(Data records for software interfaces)
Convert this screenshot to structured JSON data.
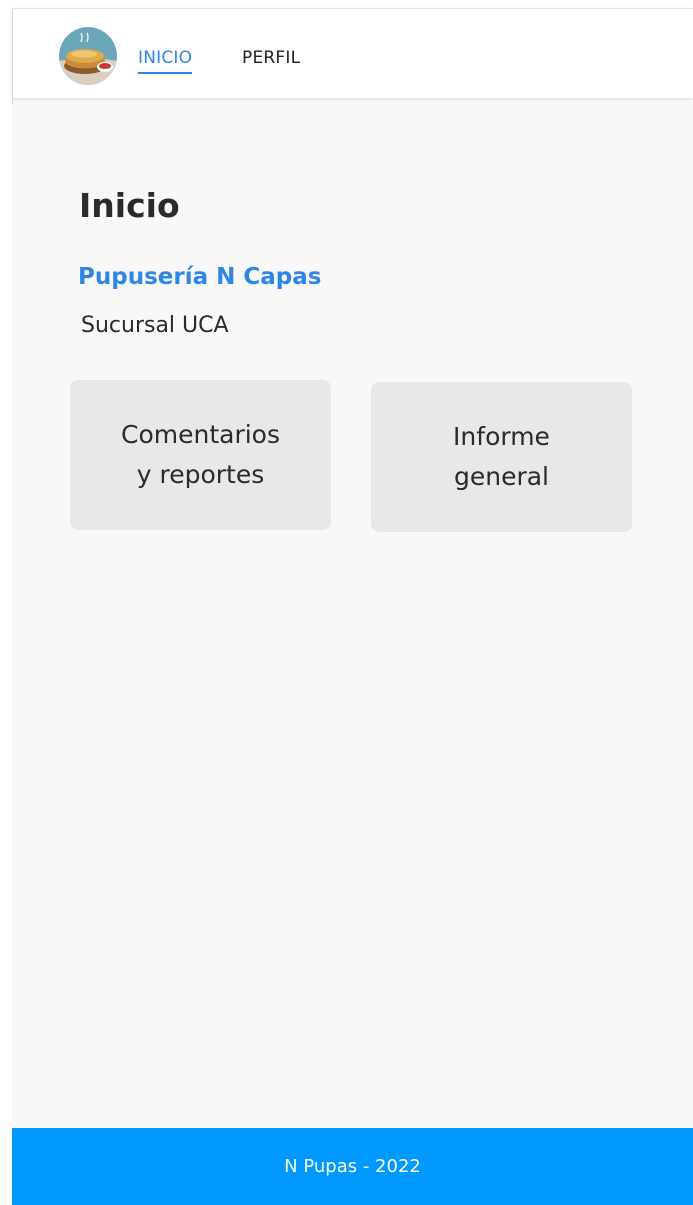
{
  "navbar": {
    "links": [
      {
        "label": "INICIO",
        "active": true
      },
      {
        "label": "PERFIL",
        "active": false
      }
    ]
  },
  "main": {
    "title": "Inicio",
    "business_name": "Pupusería N Capas",
    "branch_name": "Sucursal UCA",
    "cards": [
      {
        "label": "Comentarios\ny reportes"
      },
      {
        "label": "Informe\ngeneral"
      }
    ]
  },
  "footer": {
    "text": "N Pupas - 2022"
  },
  "colors": {
    "accent": "#2f86e8",
    "footer": "#0099ff",
    "card": "#e8e8e8",
    "background": "#f8f8f8"
  },
  "icons": {
    "logo": "pupusa-plate-logo"
  }
}
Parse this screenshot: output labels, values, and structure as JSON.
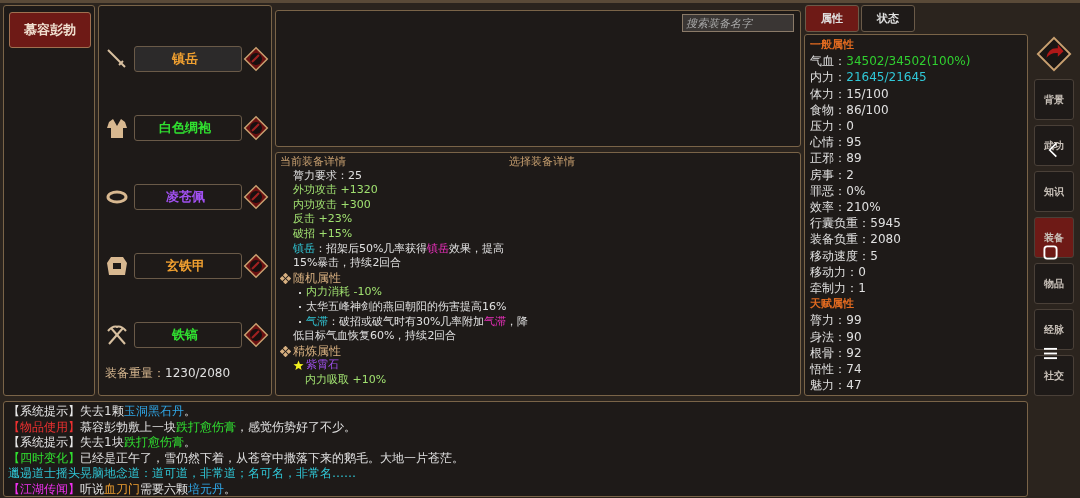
{
  "character": {
    "name": "慕容彭勃",
    "selected": true
  },
  "equipment": {
    "slots": [
      {
        "kind": "weapon",
        "name": "镇岳",
        "color": "#f0a030",
        "selected": true
      },
      {
        "kind": "robe",
        "name": "白色绸袍",
        "color": "#30e030",
        "selected": false
      },
      {
        "kind": "ring",
        "name": "凌苍佩",
        "color": "#a050f0",
        "selected": false
      },
      {
        "kind": "armor",
        "name": "玄铁甲",
        "color": "#f0a030",
        "selected": false
      },
      {
        "kind": "tool",
        "name": "铁镐",
        "color": "#30e030",
        "selected": false
      }
    ],
    "weight_label": "装备重量：",
    "weight_value": "1230/2080"
  },
  "search": {
    "placeholder": "搜索装备名字"
  },
  "details": {
    "current_title": "当前装备详情",
    "selected_title": "选择装备详情",
    "lines": [
      {
        "kind": "stat",
        "segments": [
          {
            "text": "膂力要求：25",
            "kind": "text"
          }
        ]
      },
      {
        "kind": "stat",
        "segments": [
          {
            "text": "外功攻击 +1320",
            "kind": "bonus"
          }
        ]
      },
      {
        "kind": "stat",
        "segments": [
          {
            "text": "内功攻击 +300",
            "kind": "bonus"
          }
        ]
      },
      {
        "kind": "stat",
        "segments": [
          {
            "text": "反击 +23%",
            "kind": "bonus"
          }
        ]
      },
      {
        "kind": "stat",
        "segments": [
          {
            "text": "破招 +15%",
            "kind": "bonus"
          }
        ]
      },
      {
        "kind": "stat",
        "segments": [
          {
            "text": "镇岳",
            "kind": "skill"
          },
          {
            "text": "：招架后50%几率获得",
            "kind": "text"
          },
          {
            "text": "镇岳",
            "kind": "effect"
          },
          {
            "text": "效果，提高",
            "kind": "text"
          }
        ]
      },
      {
        "kind": "stat",
        "segments": [
          {
            "text": "15%暴击，持续2回合",
            "kind": "text"
          }
        ]
      },
      {
        "kind": "section",
        "segments": [
          {
            "text": "随机属性",
            "kind": "heading"
          }
        ]
      },
      {
        "kind": "bullet",
        "segments": [
          {
            "text": "内力消耗 -10%",
            "kind": "bonus"
          }
        ]
      },
      {
        "kind": "bullet",
        "segments": [
          {
            "text": "太华五峰神剑的燕回朝阳的伤害提高16%",
            "kind": "text"
          }
        ]
      },
      {
        "kind": "bullet",
        "segments": [
          {
            "text": "气滞",
            "kind": "skill"
          },
          {
            "text": "：破招或破气时有30%几率附加",
            "kind": "text"
          },
          {
            "text": "气滞",
            "kind": "effect"
          },
          {
            "text": "，降",
            "kind": "text"
          }
        ]
      },
      {
        "kind": "stat",
        "segments": [
          {
            "text": "低目标气血恢复60%，持续2回合",
            "kind": "text"
          }
        ]
      },
      {
        "kind": "section",
        "segments": [
          {
            "text": "精炼属性",
            "kind": "heading"
          }
        ]
      },
      {
        "kind": "gem",
        "segments": [
          {
            "text": "紫霄石",
            "kind": "gem"
          }
        ]
      },
      {
        "kind": "sub",
        "segments": [
          {
            "text": "内力吸取 +10%",
            "kind": "bonus"
          }
        ]
      }
    ]
  },
  "stats_tabs": [
    {
      "label": "属性",
      "selected": true
    },
    {
      "label": "状态",
      "selected": false
    }
  ],
  "stats_sections": [
    {
      "title": "一般属性",
      "rows": [
        {
          "label": "气血：",
          "value": "34502/34502(100%)",
          "color": "#30d030"
        },
        {
          "label": "内力：",
          "value": "21645/21645",
          "color": "#30c8d8"
        },
        {
          "label": "体力：",
          "value": "15/100",
          "color": "#e0e0e0"
        },
        {
          "label": "食物：",
          "value": "86/100",
          "color": "#e0e0e0"
        },
        {
          "label": "压力：",
          "value": "0",
          "color": "#e0e0e0"
        },
        {
          "label": "心情：",
          "value": "95",
          "color": "#e0e0e0"
        },
        {
          "label": "正邪：",
          "value": "89",
          "color": "#e0e0e0"
        },
        {
          "label": "房事：",
          "value": "2",
          "color": "#e0e0e0"
        },
        {
          "label": "罪恶：",
          "value": "0%",
          "color": "#e0e0e0"
        },
        {
          "label": "效率：",
          "value": "210%",
          "color": "#e0e0e0"
        },
        {
          "label": "行囊负重：",
          "value": "5945",
          "color": "#e0e0e0"
        },
        {
          "label": "装备负重：",
          "value": "2080",
          "color": "#e0e0e0"
        },
        {
          "label": "移动速度：",
          "value": "5",
          "color": "#e0e0e0"
        },
        {
          "label": "移动力：",
          "value": "0",
          "color": "#e0e0e0"
        },
        {
          "label": "牵制力：",
          "value": "1",
          "color": "#e0e0e0"
        }
      ]
    },
    {
      "title": "天赋属性",
      "rows": [
        {
          "label": "膂力：",
          "value": "99",
          "color": "#e0e0e0"
        },
        {
          "label": "身法：",
          "value": "90",
          "color": "#e0e0e0"
        },
        {
          "label": "根骨：",
          "value": "92",
          "color": "#e0e0e0"
        },
        {
          "label": "悟性：",
          "value": "74",
          "color": "#e0e0e0"
        },
        {
          "label": "魅力：",
          "value": "47",
          "color": "#e0e0e0"
        }
      ]
    }
  ],
  "nav": [
    {
      "label": "背景",
      "selected": false
    },
    {
      "label": "武功",
      "selected": false
    },
    {
      "label": "知识",
      "selected": false
    },
    {
      "label": "装备",
      "selected": true
    },
    {
      "label": "物品",
      "selected": false
    },
    {
      "label": "经脉",
      "selected": false
    },
    {
      "label": "社交",
      "selected": false
    }
  ],
  "log": [
    {
      "segments": [
        {
          "text": "【系统提示】",
          "kind": "system"
        },
        {
          "text": "失去1颗",
          "kind": "text"
        },
        {
          "text": "玉洞黑石丹",
          "kind": "item"
        },
        {
          "text": "。",
          "kind": "text"
        }
      ]
    },
    {
      "segments": [
        {
          "text": "【物品使用】",
          "kind": "use"
        },
        {
          "text": "慕容彭勃敷上一块",
          "kind": "text"
        },
        {
          "text": "跌打愈伤膏",
          "kind": "medicine"
        },
        {
          "text": "，感觉伤势好了不少。",
          "kind": "text"
        }
      ]
    },
    {
      "segments": [
        {
          "text": "【系统提示】",
          "kind": "system"
        },
        {
          "text": "失去1块",
          "kind": "text"
        },
        {
          "text": "跌打愈伤膏",
          "kind": "medicine"
        },
        {
          "text": "。",
          "kind": "text"
        }
      ]
    },
    {
      "segments": [
        {
          "text": "【四时变化】",
          "kind": "season"
        },
        {
          "text": "已经是正午了，雪仍然下着，从苍穹中撒落下来的鹅毛。大地一片苍茫。",
          "kind": "text"
        }
      ]
    },
    {
      "segments": [
        {
          "text": "邋遢道士摇头晃脑地念道：道可道，非常道；名可名，非常名……",
          "kind": "speech"
        }
      ]
    },
    {
      "segments": [
        {
          "text": "【江湖传闻】",
          "kind": "rumor"
        },
        {
          "text": "听说",
          "kind": "text"
        },
        {
          "text": "血刀门",
          "kind": "place"
        },
        {
          "text": "需要六颗",
          "kind": "text"
        },
        {
          "text": "培元丹",
          "kind": "item"
        },
        {
          "text": "。",
          "kind": "text"
        }
      ]
    }
  ]
}
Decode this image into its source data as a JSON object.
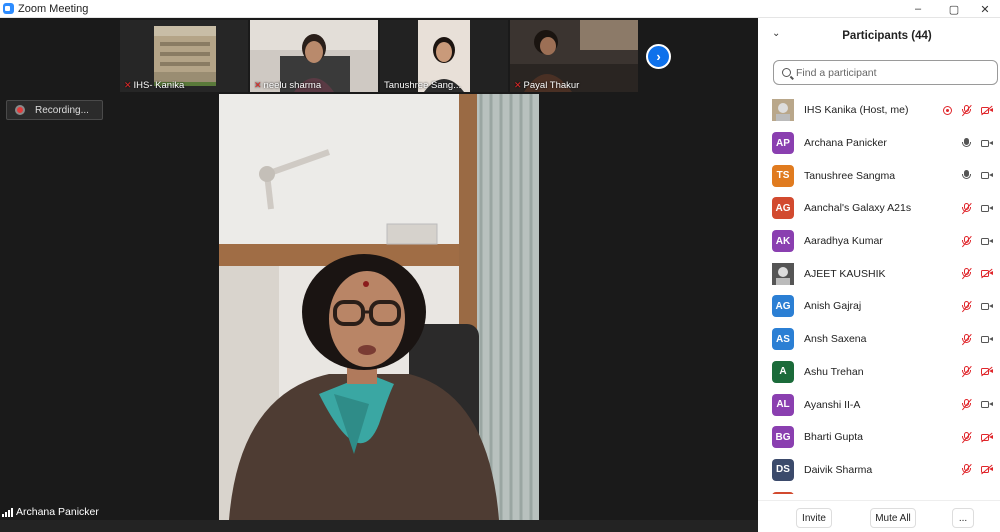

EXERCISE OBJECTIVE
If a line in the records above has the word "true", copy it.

COMPLETED EXERCISE
        "active": true
    "selected": true
        "selected": true
      "selected": true
      "selected": true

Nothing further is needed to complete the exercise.